I’m always excited for summer after a long Midwest winter. Flip-flops, shorts, the pool, the beach, sunlight until 9 p.m., shirtless men running around my neighborhood…the list goes on and on. And I, each year, forgo the gym, slather on my sunscreen and hit the great outdoors for weekly power walks and runs.
I recently started teaching an outdoor bootcamp as well, which has considerably added to my outdoor workout time. The bootcamp goes from 9 a.m. to 10 a.m., and although it’s fairly early (especially on a Saturday morning, for this Fit Bottomed Girl revels in her weekend beauty rest), it still gets up to the mid-80s. And when you’re going from high-knees to push-ups to sprints, you get hot in a hurry.
I always tell my clients to take it easy, drink plenty of fluids and listen to their bodies. This is good advice, but according to this article, apparently many people under the ill effects of heat are in denial about how terrible they feel and are very good at convincing others they feel fine, too, when really they’re about to pass out.
Below are some tips from the National Athletic Trainers’ Association on how to stay safe—and not have to lie to your friends and family—while working out in the great outdoors.
7 Ways to Stay Cool in the Heat This Summer
1. Gradual is the name of the game. Gradually increase your workout’s intensity and duration in the heat. This prepares your body for more intense, longer duration exercise in warm conditions, and helps prevent injury and heat illness.
2. Take a break, man. Take breaks during your outdoor activity and assure adequate rest between exercise sessions. Rest breaks are an important defense against heat illness, and proper sleeping habits decrease your risk, too, so don’t skimp on the zzzs!
3. Drink up (water not beer). Begin outdoor activities only after you’re properly hydrated. Drink water or sports drinks (for any activity more than one hour long) throughout your sweat session.
4. Check your pee. A darker urine color is a quick indicator of dehydration. Your urine should look more like lemonade than apple juice. If it’s at the darker end of the rainbow, drink up.
5. Timing is key. Exercise during cooler portions of the day (early morning or late evening), if you can.
6. Know thy self. Do not participate in intense exercise if you show signs of an existing illness (such as nasty stuff such as fever, diarrhea or extreme fatigue). These can decrease your body’s tolerance for heat and increase your risk of a heat illness. Yuck! Back off on your exercise intensity or duration if you don’t feel so great (walk instead of run or cut the session short).

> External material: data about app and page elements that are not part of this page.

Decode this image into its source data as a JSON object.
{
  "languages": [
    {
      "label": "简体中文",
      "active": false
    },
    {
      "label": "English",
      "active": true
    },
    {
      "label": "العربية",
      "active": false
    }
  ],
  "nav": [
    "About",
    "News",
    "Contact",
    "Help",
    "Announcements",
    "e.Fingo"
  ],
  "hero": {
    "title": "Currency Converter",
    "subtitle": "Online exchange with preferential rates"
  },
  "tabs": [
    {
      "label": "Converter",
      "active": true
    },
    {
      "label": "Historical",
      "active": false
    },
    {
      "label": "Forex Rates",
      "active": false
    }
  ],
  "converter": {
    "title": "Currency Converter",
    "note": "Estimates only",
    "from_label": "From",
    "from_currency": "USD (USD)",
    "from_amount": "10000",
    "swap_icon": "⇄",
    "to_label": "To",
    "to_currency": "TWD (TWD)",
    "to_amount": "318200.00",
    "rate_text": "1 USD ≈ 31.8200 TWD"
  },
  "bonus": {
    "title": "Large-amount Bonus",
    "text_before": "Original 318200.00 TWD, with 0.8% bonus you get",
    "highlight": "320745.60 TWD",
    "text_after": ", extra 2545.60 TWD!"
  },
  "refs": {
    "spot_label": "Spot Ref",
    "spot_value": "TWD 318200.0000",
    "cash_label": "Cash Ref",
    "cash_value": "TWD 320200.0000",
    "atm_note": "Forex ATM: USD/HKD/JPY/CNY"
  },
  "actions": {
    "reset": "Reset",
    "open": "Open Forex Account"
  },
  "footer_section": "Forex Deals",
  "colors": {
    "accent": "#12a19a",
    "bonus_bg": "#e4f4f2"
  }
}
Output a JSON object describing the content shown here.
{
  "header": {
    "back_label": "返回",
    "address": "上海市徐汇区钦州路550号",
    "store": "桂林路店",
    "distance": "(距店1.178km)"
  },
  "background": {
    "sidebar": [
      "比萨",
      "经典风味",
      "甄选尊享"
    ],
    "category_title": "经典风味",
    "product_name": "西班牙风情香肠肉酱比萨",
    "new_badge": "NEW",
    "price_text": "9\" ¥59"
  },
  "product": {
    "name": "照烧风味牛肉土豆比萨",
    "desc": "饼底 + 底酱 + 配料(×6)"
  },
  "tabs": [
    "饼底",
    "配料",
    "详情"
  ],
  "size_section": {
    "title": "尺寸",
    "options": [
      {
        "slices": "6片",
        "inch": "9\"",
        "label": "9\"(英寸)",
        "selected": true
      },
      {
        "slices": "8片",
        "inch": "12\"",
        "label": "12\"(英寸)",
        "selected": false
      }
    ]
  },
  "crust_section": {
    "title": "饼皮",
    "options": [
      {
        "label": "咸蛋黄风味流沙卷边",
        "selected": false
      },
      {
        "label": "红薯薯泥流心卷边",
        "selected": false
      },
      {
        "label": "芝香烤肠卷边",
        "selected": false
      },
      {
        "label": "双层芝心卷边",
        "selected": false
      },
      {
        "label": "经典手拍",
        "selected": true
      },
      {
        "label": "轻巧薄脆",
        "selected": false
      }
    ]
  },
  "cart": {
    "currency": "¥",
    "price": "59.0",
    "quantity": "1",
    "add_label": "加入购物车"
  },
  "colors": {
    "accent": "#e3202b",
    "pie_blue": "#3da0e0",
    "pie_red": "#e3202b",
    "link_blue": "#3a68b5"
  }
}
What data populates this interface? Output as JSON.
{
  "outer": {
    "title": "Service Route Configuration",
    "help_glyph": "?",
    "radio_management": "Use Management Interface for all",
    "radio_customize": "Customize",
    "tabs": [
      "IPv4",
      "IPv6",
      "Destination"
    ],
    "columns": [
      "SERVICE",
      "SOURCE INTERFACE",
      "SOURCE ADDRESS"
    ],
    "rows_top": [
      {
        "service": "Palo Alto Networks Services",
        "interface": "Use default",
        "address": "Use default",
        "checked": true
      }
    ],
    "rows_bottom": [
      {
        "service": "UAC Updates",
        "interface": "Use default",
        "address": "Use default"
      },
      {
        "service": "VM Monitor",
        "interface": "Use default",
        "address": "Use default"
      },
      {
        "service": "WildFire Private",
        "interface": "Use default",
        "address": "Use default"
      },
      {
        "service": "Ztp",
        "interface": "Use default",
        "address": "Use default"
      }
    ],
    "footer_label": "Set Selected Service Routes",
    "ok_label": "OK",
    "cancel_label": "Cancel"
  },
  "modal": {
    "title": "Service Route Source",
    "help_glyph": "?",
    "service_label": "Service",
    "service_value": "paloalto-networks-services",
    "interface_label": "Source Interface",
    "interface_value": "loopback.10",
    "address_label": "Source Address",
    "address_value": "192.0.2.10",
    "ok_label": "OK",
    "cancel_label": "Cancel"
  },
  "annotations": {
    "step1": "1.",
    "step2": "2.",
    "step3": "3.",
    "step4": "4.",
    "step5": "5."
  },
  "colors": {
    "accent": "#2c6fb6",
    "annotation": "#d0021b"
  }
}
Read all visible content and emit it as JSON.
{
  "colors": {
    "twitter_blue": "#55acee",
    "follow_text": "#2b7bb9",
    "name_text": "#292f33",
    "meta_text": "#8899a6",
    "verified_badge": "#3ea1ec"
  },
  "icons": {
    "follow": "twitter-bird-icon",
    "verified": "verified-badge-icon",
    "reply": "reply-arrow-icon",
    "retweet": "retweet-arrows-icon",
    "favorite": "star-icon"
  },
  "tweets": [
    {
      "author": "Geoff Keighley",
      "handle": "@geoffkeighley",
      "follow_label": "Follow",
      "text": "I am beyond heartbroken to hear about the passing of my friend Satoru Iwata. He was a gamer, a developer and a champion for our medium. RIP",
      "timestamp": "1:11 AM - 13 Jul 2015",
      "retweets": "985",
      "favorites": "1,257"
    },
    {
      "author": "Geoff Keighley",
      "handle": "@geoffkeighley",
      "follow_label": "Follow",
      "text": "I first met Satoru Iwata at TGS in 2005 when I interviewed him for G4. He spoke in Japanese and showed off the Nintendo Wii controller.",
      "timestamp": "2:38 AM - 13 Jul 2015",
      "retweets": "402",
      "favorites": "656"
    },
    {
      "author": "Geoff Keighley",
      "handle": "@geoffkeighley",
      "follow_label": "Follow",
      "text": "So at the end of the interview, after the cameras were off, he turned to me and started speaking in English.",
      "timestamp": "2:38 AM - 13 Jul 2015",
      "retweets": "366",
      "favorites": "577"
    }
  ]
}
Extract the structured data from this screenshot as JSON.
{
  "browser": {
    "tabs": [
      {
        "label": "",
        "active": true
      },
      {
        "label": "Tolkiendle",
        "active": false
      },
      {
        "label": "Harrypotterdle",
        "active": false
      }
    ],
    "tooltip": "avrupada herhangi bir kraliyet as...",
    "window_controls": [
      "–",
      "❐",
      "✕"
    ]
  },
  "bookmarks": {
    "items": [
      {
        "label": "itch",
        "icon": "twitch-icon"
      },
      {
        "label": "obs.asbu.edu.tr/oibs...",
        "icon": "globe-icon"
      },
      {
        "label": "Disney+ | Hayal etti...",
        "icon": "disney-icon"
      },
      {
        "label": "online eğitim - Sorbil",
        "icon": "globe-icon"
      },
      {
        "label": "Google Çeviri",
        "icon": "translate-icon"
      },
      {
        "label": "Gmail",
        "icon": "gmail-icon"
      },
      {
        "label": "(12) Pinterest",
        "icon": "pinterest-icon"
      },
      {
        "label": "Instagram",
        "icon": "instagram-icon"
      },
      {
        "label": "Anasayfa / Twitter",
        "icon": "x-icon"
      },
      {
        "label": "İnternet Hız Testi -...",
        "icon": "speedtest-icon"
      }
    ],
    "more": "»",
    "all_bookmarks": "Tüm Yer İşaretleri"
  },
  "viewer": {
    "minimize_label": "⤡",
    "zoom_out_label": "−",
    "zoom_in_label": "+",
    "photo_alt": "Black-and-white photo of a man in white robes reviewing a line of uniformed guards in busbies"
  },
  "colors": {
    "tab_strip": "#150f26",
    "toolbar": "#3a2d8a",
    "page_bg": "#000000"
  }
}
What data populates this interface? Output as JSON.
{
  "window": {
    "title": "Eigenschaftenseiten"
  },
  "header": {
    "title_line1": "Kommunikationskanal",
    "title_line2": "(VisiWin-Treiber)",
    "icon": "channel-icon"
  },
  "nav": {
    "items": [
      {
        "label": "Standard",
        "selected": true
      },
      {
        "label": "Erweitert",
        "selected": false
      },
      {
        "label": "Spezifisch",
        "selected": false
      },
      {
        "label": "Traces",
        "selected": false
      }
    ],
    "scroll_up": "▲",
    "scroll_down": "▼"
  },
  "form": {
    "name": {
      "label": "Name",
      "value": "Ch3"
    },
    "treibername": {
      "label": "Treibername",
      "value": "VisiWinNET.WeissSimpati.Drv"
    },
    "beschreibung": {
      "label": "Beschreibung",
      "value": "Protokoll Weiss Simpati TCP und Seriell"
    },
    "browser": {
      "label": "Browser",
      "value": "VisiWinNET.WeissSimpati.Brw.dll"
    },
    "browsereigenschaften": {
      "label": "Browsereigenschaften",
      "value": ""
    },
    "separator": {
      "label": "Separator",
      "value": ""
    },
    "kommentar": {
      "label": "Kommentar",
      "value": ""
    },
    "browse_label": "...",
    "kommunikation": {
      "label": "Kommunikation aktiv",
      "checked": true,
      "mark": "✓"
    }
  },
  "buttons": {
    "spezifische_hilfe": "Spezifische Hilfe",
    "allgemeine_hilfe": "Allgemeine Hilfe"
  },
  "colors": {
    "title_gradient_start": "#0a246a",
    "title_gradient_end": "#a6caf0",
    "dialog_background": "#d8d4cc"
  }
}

7. Too legit to quit. If you’re participating in an athletic event, make sure an athletic trainer or medical professional is on call or on the premises in case you or a teammate don’t get along well with the heat.
Be safe and smart out there this summer! —Jenn
Originally posted on June 23, 2008.